Kid Cudi and Kanye West have shared a trailer for a new animated TV series spin-off of their Kids See Ghosts project. The rappers released an album under the name in 2018.
Kanye West has indicated that a new single - titled 'Wash Us In The Blood' - is imminent, and that it'll be the first from a new album called 'God's Country'.
Usher has released new single 'I Cry' in response to, well, 2020. "This song was inspired by wanting to teach my sons that it is OK for a man to feel emotions deeply and to cry", he says. "While I was shut in during the pandemic and watching the death of George Floyd ... I became very depressed thinking about all sons who have lost their fathers to police brutality, social injustice and violence; the daughters and mothers too. So I returned to this song and realised it was intended for this time, so I finished it and here it is".
Haim have released the video for 'Don't Wanna', from their new album 'Women In Music Pt 3', which is out now.
You probably know this already, because it's been very popular indeed, but Black Pink released new single 'How You Like That' on Friday.
K-Trap has released new single 'Shivers'.
Daniel Avery has released new album 'Love + Light', which was created during lockdown. "This record has been a real positive force of energy in my life, to the point where it almost formed itself in front of me", he says. "In that same spirit, I wanted to share it with you now, as soon as it was finished". From it, this is 'Infinite Future'.

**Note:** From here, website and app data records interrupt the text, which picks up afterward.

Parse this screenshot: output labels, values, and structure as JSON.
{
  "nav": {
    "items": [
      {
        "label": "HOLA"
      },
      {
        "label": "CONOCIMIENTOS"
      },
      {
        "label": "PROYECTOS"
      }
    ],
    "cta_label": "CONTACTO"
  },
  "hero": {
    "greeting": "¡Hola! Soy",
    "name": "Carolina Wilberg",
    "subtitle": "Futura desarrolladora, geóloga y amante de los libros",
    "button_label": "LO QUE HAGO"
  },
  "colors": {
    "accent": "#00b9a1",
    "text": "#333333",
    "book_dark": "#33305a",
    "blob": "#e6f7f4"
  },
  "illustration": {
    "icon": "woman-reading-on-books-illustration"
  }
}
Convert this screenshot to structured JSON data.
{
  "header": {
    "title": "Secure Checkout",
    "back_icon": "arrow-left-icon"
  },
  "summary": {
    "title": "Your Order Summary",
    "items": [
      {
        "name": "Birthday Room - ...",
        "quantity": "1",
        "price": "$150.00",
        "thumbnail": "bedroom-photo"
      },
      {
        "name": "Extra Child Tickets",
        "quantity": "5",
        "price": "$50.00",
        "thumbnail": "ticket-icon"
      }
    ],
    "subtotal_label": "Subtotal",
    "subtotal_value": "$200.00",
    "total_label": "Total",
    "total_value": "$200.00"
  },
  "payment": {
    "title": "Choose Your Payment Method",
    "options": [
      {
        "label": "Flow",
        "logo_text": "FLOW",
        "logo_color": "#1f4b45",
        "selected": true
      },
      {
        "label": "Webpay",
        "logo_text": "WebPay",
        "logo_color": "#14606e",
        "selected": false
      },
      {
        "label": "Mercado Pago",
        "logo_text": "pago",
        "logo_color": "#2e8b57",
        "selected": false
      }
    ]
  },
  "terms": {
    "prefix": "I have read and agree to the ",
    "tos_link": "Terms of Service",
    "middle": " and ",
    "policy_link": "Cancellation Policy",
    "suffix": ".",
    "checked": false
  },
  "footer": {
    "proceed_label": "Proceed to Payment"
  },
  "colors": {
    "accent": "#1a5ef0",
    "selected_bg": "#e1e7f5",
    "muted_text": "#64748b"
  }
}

Soko has released new single 'Oh To Be A Rainbow'. "This is my gay anthem", she says. "Let it be known! It's about turning all of my very straight girlfriends not so straight anymore. And about not wanting to be saved through a relationship but really wanting someone equal".
Solo Jane has released new single 'Why Me?', featuring Hartz Hozé. "The inspiration for 'Why Me?' came after a long week of constant let downs by close friends followed by the all too familiar excuses that come with them", she says. "Combined with that feeling of dread you feel when every move you make seems to be the wrong one. I guess I had finally reached my peak of frustration and anger".
Check out our weekly Spotify playlist of new music featured in the CMU Daily - updated every Friday.
6ix9ine and Nicki Minaj score record US chart fall
Despite zooming in to the number one position last week, for its second week on the chart 'Trollz' is sitting at number 34. Still in the top 40, but only just.
When the track topped the chart last week, 6ix9ine gloated that he was "unstoppable", despite - as far as he was concerned - the industry's attempts to keep him down. Although it did seem that people were talking about that chart achievement a lot less than when he previously went to number three with comeback single 'Gooba'.
On that occasion, he did get very cross though, which resulted in all the attention. Even before 'Gooba's initial chart position had been confirmed, the rapper had come up with a conspiracy theory to explain why he'd been kept off the top by Ariana Grande and Justin Bieber's charity single 'Stuck With U'.
So far he has not made any such claims about 'Trollz' sinking down the Hot 100 so rapidly, but maybe he's still working out the details. The last conspiracy theory contained a very confusing apple analogy.
The issue, perhaps, was that in order to get the number one position in the week 'Trollz' was released, 6ix9ine encouraged fans to game the system - including buying up to four copies of twelve different physical iterations of the single, ensuring a boost to chart eligible sales.
With 116,000 sales and equivalent streams, in its first week the track had the highest weekly chart tally not only of 2020, but for more than a year - the highest since Taylor Swift's 'Me!' scored 193,000 in a week in May 2019.
With the focus entirely on getting that number one position in the first week, there was seemingly no strategy beyond that, resulting in the massive drop off this week. Unless this is all a ruse to keep us talking about him. He's now promoting a new Spanish-language song out this Friday though, so it seems he's moved on anyway.